recent sf from Scotland. Actually this temptation is completely justified,
but more subtle than it looks. The virus propagates through sf writers
sharing the Scottish patronymic prefix, though some are Irish, English or
even American: Ken MacLeod, Ian R. MacLeod, Ian McDonald, Wil McCarthy,
Paul McAuley, Iain M. Banks. (The M., of course, is short for `Mac'.)

Here's a nice exhortative fragment from Paul McAuley's wonderful new novel,
a detail-rich road movie on Mars and 2026ish Earth, with lashings of
inventive but persuasive and informed genomics; a fine, kinetic account of
scientific work performed, so to speak, as an action flick:


To realise that the world is, yes, so much stranger than human imagination.
Why make things up, when all around are wonders of the world waiting to be
        There are no mysteries, Mariella thinks, only unrevealed truths. If people
will only do a little work, will subject themselves to a little discipline,
a little effort, then they too can understand, they too will be amazed not
by mystery but by truth. But they don't. Science has built a vast edifice
of thought that reaches out to the furthest ends of the Universe, all the
way back in time to the first femtosecond of the Universe's creation, all
the way forward to matter's final end in the dissolution of protons, a
hundred billion years from now. A cathedral of thought built by the
cooperation of hundreds of thousands of minds, the greatest achievement of
humanity. But most will not even acknowledge it, much less try to
understand it.
        She still remembers the casual slights and sneers of certain pompous arts
students at Cambridge. The moneyed as oblivious to their wealth as fish to
water, interested only in maintaining the status quo, with braying upper
middle class students their eager collaborators. Proud in their ignorance
of science, yet scornful of those who were not interested in the minutia[e]
of Renaissance art, opera, or the intricacies of their social seasons.
Mariella knows now that their scorn was based on fear. To them, scientists
are useful but dangerous, and so must be kept in their place, like Morlocks
in the engine-room of the world. And most people take their cue from their
leaders, believe that science is a conspiracy only the initiated few can
understand, something to be feared.

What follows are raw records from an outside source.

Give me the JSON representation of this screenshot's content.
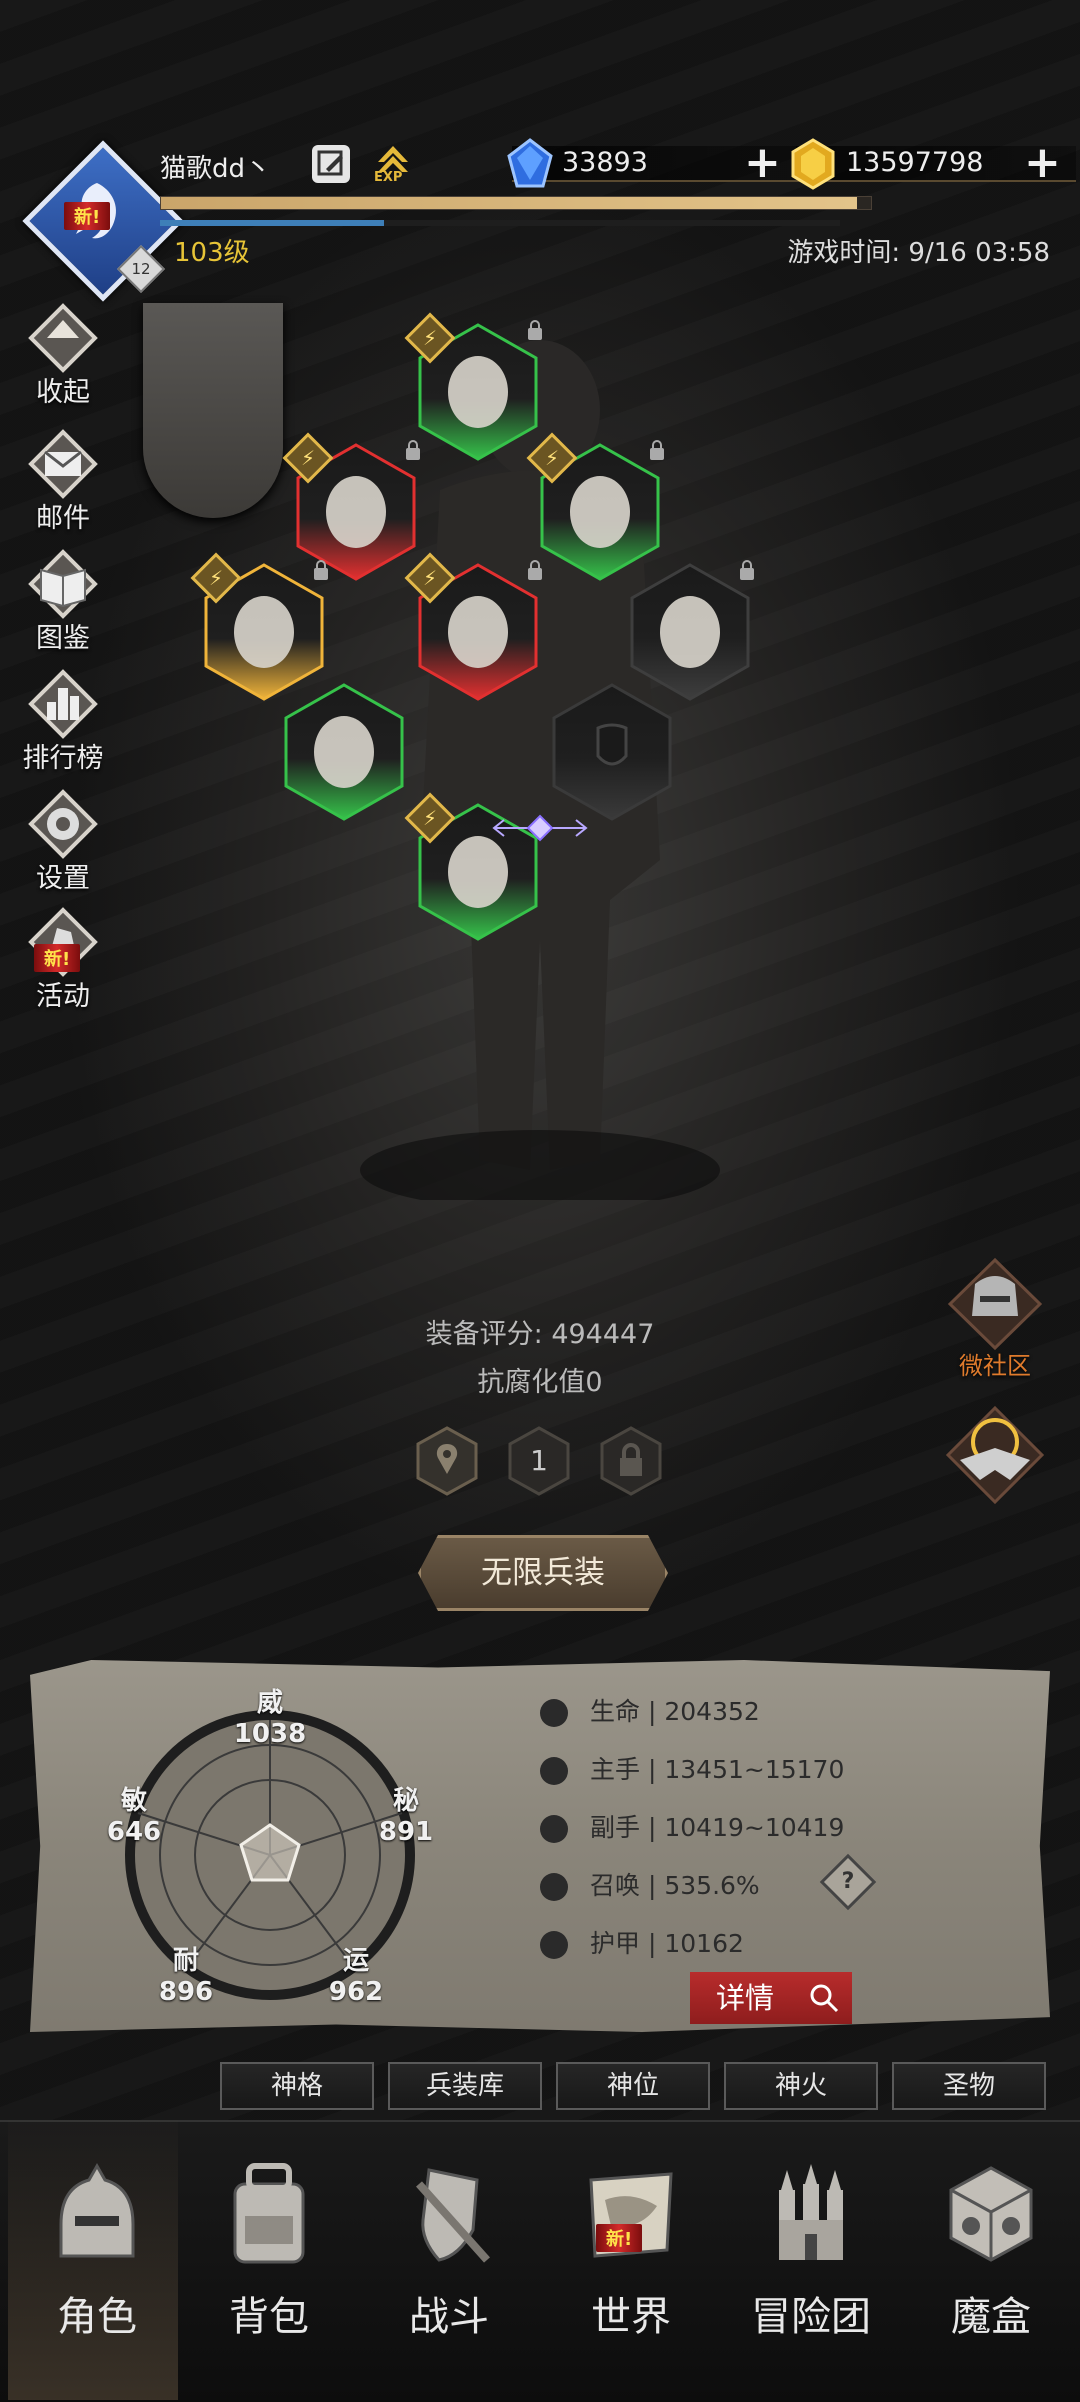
{
  "header": {
    "player_name": "猫歌dd丶",
    "exp_label": "EXP",
    "level_text": "103级",
    "vip_level": "12",
    "avatar_badge": "新!",
    "game_time_label": "游戏时间: ",
    "game_time_value": "9/16 03:58",
    "exp_progress": 0.98,
    "sub_progress": 0.33,
    "diamonds": "33893",
    "gold": "13597798"
  },
  "left_menu": [
    {
      "label": "收起",
      "icon": "collapse-icon"
    },
    {
      "label": "邮件",
      "icon": "mail-icon"
    },
    {
      "label": "图鉴",
      "icon": "book-icon"
    },
    {
      "label": "排行榜",
      "icon": "ranking-icon"
    },
    {
      "label": "设置",
      "icon": "gear-icon"
    },
    {
      "label": "活动",
      "icon": "event-icon",
      "badge": "新!"
    }
  ],
  "equipment": {
    "center_slot_count": "1",
    "slots": [
      {
        "name": "helmet",
        "rarity": "green"
      },
      {
        "name": "pauldron",
        "rarity": "red"
      },
      {
        "name": "amulet",
        "rarity": "green"
      },
      {
        "name": "belt",
        "rarity": "gold"
      },
      {
        "name": "armor",
        "rarity": "red"
      },
      {
        "name": "cloak",
        "rarity": "dark"
      },
      {
        "name": "weapon",
        "rarity": "green"
      },
      {
        "name": "shield",
        "rarity": "empty"
      },
      {
        "name": "boots",
        "rarity": "green"
      }
    ]
  },
  "stats_summary": {
    "score_label": "装备评分:",
    "score_value": "494447",
    "anti_corruption": "抗腐化值0",
    "slot_number": "1",
    "infinite_button": "无限兵装"
  },
  "right_buttons": {
    "community": "微社区"
  },
  "attributes": {
    "wei": {
      "name": "威",
      "value": "1038"
    },
    "mi": {
      "name": "秘",
      "value": "891"
    },
    "yun": {
      "name": "运",
      "value": "962"
    },
    "nai": {
      "name": "耐",
      "value": "896"
    },
    "min": {
      "name": "敏",
      "value": "646"
    }
  },
  "stats": [
    {
      "label": "生命",
      "value": "204352",
      "icon": "heart-icon"
    },
    {
      "label": "主手",
      "value": "13451~15170",
      "icon": "sword-icon"
    },
    {
      "label": "副手",
      "value": "10419~10419",
      "icon": "offhand-icon"
    },
    {
      "label": "召唤",
      "value": "535.6%",
      "icon": "summon-icon"
    },
    {
      "label": "护甲",
      "value": "10162",
      "icon": "armor-icon"
    }
  ],
  "separator": "|",
  "help_icon": "?",
  "detail_button": "详情",
  "tabs": [
    "神格",
    "兵装库",
    "神位",
    "神火",
    "圣物"
  ],
  "bottom_nav": [
    {
      "label": "角色",
      "icon": "helmet-icon",
      "active": true
    },
    {
      "label": "背包",
      "icon": "backpack-icon"
    },
    {
      "label": "战斗",
      "icon": "battle-icon"
    },
    {
      "label": "世界",
      "icon": "world-map-icon",
      "badge": "新!"
    },
    {
      "label": "冒险团",
      "icon": "castle-icon"
    },
    {
      "label": "魔盒",
      "icon": "cube-icon"
    }
  ]
}
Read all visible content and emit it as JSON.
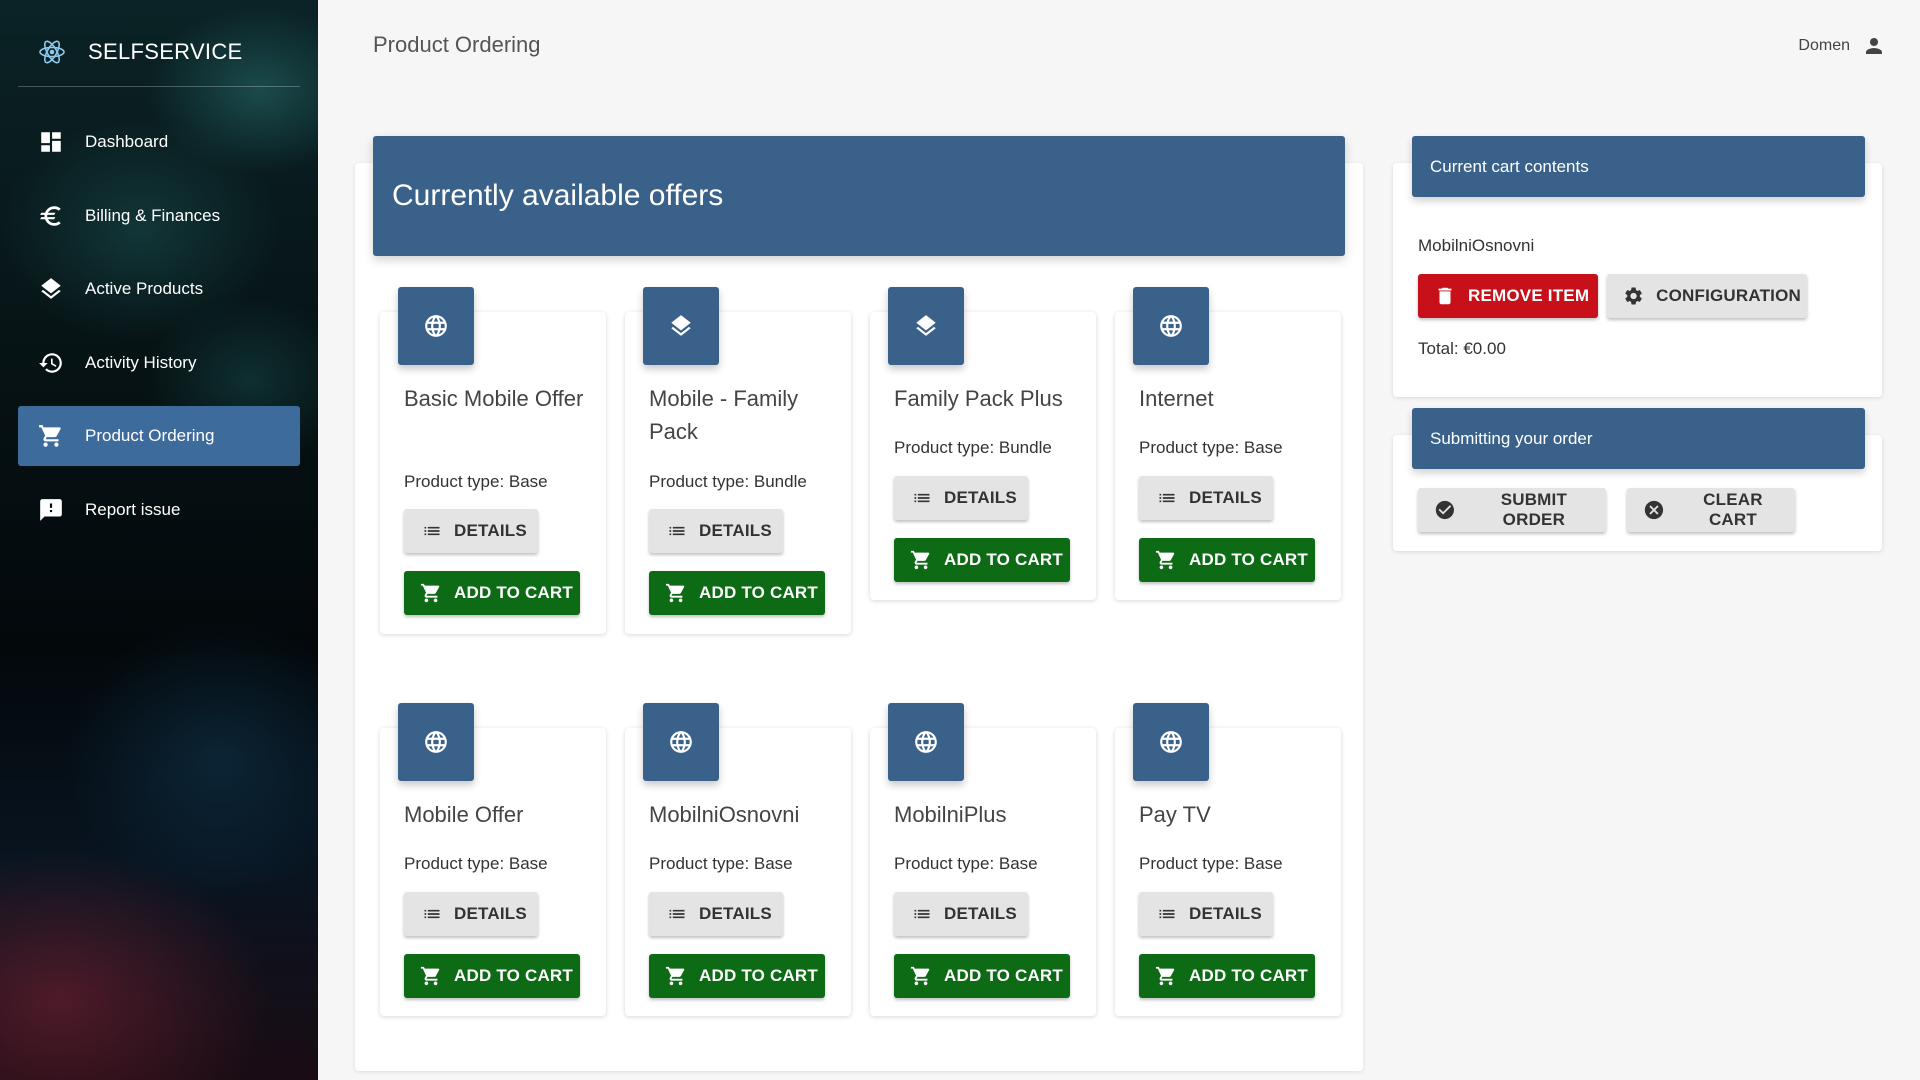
{
  "app": {
    "brand": "SELFSERVICE",
    "brand_icon": "react-atom-icon"
  },
  "sidebar": {
    "items": [
      {
        "label": "Dashboard",
        "icon": "dashboard-icon"
      },
      {
        "label": "Billing & Finances",
        "icon": "euro-icon"
      },
      {
        "label": "Active Products",
        "icon": "layers-icon"
      },
      {
        "label": "Activity History",
        "icon": "history-icon"
      },
      {
        "label": "Product Ordering",
        "icon": "cart-icon",
        "active": true
      },
      {
        "label": "Report issue",
        "icon": "report-icon"
      }
    ]
  },
  "header": {
    "title": "Product Ordering",
    "user": "Domen",
    "user_icon": "person-icon"
  },
  "offers": {
    "title": "Currently available offers",
    "details_label": "DETAILS",
    "add_label": "ADD TO CART",
    "items": [
      {
        "name": "Basic Mobile Offer",
        "type": "Product type: Base",
        "icon": "globe-icon"
      },
      {
        "name": "Mobile - Family Pack",
        "type": "Product type: Bundle",
        "icon": "layers-icon"
      },
      {
        "name": "Family Pack Plus",
        "type": "Product type: Bundle",
        "icon": "layers-icon"
      },
      {
        "name": "Internet",
        "type": "Product type: Base",
        "icon": "globe-icon"
      },
      {
        "name": "Mobile Offer",
        "type": "Product type: Base",
        "icon": "globe-icon"
      },
      {
        "name": "MobilniOsnovni",
        "type": "Product type: Base",
        "icon": "globe-icon"
      },
      {
        "name": "MobilniPlus",
        "type": "Product type: Base",
        "icon": "globe-icon"
      },
      {
        "name": "Pay TV",
        "type": "Product type: Base",
        "icon": "globe-icon"
      }
    ]
  },
  "cart": {
    "title": "Current cart contents",
    "item_name": "MobilniOsnovni",
    "remove_label": "REMOVE ITEM",
    "config_label": "CONFIGURATION",
    "total": "Total: €0.00"
  },
  "submit": {
    "title": "Submitting your order",
    "submit_label": "SUBMIT ORDER",
    "clear_label": "CLEAR CART"
  },
  "colors": {
    "primary": "#3a6189",
    "active_nav": "#3d6b9c",
    "add_green": "#0d6b16",
    "remove_red": "#c8101a"
  }
}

It is partly the fault of mediocre
scientists, of course, who react to criticism like spoiled priests fearful
of defrocking, but it is mostly the fault of those who in their ignorance
set themselves as the legislators of science, and those, their prejudices
set in stone, who have declared themselves to be its moral superiors.

Paul McAuley, THE SECRET OF LIFE, London: Voyager/HarperCollins, 2001, pp.


Damien McBroderick

This archive was generated by hypermail 2b30 : Mon May 28 2001 - 09:59:46 MDT